You don’t want to use plastic as the beans are porous and can soak up the plastic taste and whatever it might leach off.
Always store in a dark, cool spot. And never freeze or refrigerate your coffee beans. Coffee beans will easily soak up the flavors of whatever you have in your refrigerator or freezer, and they can soak up any moisture.
So stick to a tightly sealed glass jar whenever possible.
Grinding Your Beans
There’s a little more to grinding your beans than you might think. First off, you’ll need to grab a good grinder. These gadgets aren’t expensive and a really great Burr electrical grinder is only around $50 to $100. Anything by Baratza, Cuisinart, Hamilton Beach or even the OXO brands should be a quality product.
And you can even start off with a smaller grinder meant for a few cups at a time like I did. They don’t take up counter space and work just fine. I had a Hamilton Beach model that worked great for years and goes for less than $20 on Amazon.
The next thing is to always grind what you need. No more if possible.
Grinding your beans releases the oils in the bean. These oils have a short shelf life, usually no more than two weeks. So to get the absolute freshest cup of coffee possible, grind as you go. This will give you great coffee with less waste.
I you are grinding for coffee and not cappuccino or espresso, then you want to use medium-coarse grind. This allows the best result as far as brewing. Too fine and your coffee will be very bitter. Too course and your coffee will be weak due to the grounds not letting go of enough of their flavor.
Using a Scale
I may sound a little crazy, but using a scale is all about the consistency of your coffee.
Measuring out tablespoons each time is not as accurate as you might think. To test the theory, use a scale and measure out five tablespoons removing the coffee each time. You’ll see that all five measurements will be slightly off.
If you want to consistently make the very best cup of coffee that is perfectly made the way you like it, weighing out your coffee is the only way to really do it.
To start off, try using 10 grams or 0.36 oz. per 6-oz cup.
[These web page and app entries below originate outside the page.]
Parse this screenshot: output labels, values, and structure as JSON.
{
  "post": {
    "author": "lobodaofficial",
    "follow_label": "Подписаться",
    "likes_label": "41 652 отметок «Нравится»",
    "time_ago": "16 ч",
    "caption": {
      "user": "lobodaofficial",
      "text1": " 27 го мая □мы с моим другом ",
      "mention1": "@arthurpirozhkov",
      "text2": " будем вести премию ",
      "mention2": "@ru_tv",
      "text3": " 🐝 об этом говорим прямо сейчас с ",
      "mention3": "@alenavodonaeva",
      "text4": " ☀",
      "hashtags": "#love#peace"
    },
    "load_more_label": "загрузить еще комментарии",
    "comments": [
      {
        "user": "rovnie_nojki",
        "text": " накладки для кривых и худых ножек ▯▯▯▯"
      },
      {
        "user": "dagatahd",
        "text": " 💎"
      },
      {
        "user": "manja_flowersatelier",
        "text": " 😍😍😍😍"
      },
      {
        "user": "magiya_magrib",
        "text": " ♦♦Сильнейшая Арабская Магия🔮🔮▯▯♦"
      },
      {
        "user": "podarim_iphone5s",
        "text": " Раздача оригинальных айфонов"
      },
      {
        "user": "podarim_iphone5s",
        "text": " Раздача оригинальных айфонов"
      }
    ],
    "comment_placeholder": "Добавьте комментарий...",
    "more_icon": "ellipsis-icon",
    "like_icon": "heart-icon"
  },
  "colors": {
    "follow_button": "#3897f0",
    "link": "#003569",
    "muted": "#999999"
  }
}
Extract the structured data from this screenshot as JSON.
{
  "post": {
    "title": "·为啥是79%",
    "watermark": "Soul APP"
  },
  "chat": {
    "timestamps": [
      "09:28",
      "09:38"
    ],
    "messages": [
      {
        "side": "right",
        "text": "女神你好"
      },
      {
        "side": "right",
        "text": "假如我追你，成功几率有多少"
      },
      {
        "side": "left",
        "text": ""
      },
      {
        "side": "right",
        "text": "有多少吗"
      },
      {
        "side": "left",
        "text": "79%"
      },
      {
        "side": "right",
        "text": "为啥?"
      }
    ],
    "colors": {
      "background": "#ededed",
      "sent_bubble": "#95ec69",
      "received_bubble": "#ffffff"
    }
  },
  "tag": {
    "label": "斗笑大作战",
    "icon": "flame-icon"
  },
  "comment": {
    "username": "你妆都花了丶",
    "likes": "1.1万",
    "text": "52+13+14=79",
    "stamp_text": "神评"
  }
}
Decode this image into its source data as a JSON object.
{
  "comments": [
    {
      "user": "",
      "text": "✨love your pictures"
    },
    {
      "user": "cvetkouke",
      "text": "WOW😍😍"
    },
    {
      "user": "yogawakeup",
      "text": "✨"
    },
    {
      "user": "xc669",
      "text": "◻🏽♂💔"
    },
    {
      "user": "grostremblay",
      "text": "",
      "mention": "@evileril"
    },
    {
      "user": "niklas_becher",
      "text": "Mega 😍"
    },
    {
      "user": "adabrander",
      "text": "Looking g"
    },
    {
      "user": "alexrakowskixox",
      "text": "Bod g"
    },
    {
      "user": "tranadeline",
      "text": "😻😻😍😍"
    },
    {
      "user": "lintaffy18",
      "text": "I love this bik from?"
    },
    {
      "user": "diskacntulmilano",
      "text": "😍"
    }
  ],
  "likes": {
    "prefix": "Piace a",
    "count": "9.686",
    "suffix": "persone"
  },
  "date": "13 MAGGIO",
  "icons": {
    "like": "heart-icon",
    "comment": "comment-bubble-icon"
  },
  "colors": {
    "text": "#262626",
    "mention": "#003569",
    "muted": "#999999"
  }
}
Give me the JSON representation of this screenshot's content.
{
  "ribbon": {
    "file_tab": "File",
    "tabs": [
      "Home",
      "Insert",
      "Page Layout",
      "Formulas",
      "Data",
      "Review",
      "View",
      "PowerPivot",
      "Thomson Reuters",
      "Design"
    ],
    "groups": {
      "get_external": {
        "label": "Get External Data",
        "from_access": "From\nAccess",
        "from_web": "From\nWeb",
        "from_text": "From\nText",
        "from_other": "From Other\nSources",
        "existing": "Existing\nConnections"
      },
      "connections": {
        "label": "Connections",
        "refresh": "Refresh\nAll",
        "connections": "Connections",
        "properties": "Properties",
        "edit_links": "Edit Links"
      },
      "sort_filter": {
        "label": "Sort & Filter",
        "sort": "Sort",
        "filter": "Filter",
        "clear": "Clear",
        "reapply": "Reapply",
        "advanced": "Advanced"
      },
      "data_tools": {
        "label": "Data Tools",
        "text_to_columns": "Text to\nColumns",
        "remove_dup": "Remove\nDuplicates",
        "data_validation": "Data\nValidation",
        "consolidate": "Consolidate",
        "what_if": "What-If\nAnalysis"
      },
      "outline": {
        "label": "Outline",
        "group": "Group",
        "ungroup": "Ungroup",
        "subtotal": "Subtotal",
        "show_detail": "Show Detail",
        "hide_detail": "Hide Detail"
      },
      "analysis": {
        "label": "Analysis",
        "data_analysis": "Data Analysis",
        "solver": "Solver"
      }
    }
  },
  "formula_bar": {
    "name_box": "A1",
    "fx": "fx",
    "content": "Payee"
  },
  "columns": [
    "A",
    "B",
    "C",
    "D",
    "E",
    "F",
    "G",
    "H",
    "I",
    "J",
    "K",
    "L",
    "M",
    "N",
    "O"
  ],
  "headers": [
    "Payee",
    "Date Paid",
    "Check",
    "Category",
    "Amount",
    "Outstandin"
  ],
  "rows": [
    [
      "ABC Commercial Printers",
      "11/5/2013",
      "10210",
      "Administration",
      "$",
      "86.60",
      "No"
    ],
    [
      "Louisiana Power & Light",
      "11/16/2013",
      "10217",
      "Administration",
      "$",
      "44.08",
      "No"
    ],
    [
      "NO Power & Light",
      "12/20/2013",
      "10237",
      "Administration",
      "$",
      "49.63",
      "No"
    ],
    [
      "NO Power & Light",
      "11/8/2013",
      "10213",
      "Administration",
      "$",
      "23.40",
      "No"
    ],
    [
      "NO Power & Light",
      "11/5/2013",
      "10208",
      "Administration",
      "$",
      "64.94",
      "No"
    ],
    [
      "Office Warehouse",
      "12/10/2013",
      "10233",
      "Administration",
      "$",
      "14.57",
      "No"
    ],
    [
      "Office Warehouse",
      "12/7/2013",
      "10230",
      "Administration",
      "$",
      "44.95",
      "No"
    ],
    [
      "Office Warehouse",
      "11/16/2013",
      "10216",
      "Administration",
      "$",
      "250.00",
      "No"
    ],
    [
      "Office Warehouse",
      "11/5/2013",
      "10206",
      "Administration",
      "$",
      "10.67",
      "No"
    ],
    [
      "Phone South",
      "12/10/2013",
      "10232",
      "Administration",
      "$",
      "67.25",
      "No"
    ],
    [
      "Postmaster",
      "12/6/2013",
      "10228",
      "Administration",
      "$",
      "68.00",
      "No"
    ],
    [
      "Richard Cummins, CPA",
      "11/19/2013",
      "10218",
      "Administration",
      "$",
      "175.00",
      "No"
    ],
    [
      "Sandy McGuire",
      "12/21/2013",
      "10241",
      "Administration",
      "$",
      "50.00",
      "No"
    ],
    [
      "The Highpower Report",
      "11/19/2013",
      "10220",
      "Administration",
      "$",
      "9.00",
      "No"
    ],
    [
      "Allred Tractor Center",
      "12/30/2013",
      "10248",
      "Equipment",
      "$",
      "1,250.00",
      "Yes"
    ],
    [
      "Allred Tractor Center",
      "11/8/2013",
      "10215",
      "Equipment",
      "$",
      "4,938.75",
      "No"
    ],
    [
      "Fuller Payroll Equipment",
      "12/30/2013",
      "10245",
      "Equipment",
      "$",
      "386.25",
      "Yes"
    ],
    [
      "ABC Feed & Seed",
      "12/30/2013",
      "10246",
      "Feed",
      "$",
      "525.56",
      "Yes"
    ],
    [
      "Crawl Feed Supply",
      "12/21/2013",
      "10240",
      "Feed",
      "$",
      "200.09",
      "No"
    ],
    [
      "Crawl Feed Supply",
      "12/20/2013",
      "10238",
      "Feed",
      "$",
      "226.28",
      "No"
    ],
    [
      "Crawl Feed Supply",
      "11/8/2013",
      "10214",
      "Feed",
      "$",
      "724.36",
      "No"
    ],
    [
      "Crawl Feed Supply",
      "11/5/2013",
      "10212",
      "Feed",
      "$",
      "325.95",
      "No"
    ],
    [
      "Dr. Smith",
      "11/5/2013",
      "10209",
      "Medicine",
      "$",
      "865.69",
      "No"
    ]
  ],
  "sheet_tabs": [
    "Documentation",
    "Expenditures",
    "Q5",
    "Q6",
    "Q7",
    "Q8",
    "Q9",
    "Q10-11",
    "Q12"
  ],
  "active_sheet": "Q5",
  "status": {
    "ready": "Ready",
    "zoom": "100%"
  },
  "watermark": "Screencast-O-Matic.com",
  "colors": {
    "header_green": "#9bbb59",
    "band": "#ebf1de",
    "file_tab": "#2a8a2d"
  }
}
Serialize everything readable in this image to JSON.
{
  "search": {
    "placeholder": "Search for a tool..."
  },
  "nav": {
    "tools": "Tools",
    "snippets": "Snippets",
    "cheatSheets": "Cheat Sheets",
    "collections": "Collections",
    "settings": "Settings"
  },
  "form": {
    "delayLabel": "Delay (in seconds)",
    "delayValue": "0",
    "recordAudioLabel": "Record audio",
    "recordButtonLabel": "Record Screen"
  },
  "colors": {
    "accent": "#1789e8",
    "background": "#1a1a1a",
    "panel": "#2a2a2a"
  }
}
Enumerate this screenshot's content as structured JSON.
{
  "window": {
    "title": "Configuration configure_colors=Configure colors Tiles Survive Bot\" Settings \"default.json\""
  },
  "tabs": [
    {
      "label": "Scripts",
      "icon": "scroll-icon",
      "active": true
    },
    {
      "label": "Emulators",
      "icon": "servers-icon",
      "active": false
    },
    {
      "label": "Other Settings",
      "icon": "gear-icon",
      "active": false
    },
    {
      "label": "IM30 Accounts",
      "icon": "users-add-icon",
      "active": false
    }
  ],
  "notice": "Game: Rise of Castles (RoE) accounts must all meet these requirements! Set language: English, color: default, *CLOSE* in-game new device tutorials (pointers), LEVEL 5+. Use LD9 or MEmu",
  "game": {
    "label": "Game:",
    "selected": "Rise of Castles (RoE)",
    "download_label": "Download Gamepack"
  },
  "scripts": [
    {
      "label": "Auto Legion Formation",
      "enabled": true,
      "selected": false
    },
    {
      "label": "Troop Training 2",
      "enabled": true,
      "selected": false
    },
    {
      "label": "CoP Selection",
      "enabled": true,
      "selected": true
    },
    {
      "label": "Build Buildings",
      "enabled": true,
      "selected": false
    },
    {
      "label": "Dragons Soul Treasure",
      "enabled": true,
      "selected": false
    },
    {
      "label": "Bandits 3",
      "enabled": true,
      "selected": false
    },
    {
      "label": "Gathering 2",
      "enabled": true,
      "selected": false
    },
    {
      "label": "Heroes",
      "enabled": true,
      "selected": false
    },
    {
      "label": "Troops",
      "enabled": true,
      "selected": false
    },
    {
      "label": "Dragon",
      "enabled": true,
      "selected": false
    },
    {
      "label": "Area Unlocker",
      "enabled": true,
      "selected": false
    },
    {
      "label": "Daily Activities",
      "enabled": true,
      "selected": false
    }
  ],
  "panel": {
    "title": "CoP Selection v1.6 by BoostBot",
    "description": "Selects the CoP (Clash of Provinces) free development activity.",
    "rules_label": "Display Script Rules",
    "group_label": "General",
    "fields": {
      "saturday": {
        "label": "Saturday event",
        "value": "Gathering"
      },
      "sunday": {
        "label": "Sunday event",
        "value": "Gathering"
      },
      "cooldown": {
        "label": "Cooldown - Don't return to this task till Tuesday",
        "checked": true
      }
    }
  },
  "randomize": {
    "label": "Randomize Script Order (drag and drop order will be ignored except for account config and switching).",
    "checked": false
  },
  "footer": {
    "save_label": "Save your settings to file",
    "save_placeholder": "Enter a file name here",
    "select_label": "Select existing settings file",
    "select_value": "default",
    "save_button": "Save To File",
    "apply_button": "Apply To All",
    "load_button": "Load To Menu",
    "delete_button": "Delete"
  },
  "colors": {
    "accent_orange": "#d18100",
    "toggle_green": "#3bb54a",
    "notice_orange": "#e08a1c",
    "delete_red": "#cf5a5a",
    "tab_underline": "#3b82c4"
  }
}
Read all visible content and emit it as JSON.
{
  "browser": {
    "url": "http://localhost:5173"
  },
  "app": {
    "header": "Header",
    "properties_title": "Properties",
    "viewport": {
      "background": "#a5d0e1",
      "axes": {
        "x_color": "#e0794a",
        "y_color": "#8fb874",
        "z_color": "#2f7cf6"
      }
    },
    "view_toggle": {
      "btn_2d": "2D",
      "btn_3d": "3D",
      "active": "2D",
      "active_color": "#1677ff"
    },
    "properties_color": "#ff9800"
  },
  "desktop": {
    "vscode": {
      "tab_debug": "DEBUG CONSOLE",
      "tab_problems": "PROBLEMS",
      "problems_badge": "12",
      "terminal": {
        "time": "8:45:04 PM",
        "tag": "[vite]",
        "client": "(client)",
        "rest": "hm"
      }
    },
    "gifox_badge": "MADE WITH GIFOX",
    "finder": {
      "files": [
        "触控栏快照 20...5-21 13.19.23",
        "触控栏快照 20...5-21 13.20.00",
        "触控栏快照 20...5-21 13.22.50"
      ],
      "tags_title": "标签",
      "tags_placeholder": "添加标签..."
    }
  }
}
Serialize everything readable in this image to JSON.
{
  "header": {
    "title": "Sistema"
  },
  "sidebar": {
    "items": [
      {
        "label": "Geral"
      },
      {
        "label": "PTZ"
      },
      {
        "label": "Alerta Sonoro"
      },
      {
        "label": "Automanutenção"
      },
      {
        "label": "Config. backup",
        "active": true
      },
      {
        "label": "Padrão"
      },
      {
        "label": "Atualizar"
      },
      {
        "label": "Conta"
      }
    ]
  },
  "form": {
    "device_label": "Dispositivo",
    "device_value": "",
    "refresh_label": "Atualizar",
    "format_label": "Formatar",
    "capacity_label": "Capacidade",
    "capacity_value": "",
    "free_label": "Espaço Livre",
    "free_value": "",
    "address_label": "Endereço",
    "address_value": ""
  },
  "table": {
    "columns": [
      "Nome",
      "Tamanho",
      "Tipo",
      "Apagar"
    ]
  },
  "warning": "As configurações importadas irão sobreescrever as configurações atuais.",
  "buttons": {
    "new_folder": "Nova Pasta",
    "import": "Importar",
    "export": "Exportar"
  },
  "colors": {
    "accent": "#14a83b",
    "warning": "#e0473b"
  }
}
If you find that is too weak or strong, just adjust accordingly until you find what weight works best for your specific tastes.
Obviously this is a piece of equipment that you don’t need at first, but if you can afford to grab one, I do recommend it. Like I said, it’s all about consistency.
How’s Your Water?
Seeing a cup of coffee is simply hot water passed through coffee beans, it’s safe to say that the water is an integral part of making a great cup of coffee at home.
If you’re lucky enough to have a clean fresh water supply or well that gives you clean tasting water, by all means, use it.
But if you’re in a city and the water supply is chlorine ridden or worse, well water with sulpher, use something bottled for your coffee. If you don’t, the end result with be less than desirable. It’s the same idea with ice or anything when water is a main ingredient.
Any water supply that tastes good to you in a cup will taste good in a coffee cup as well. It doesn’t need to be expensive water.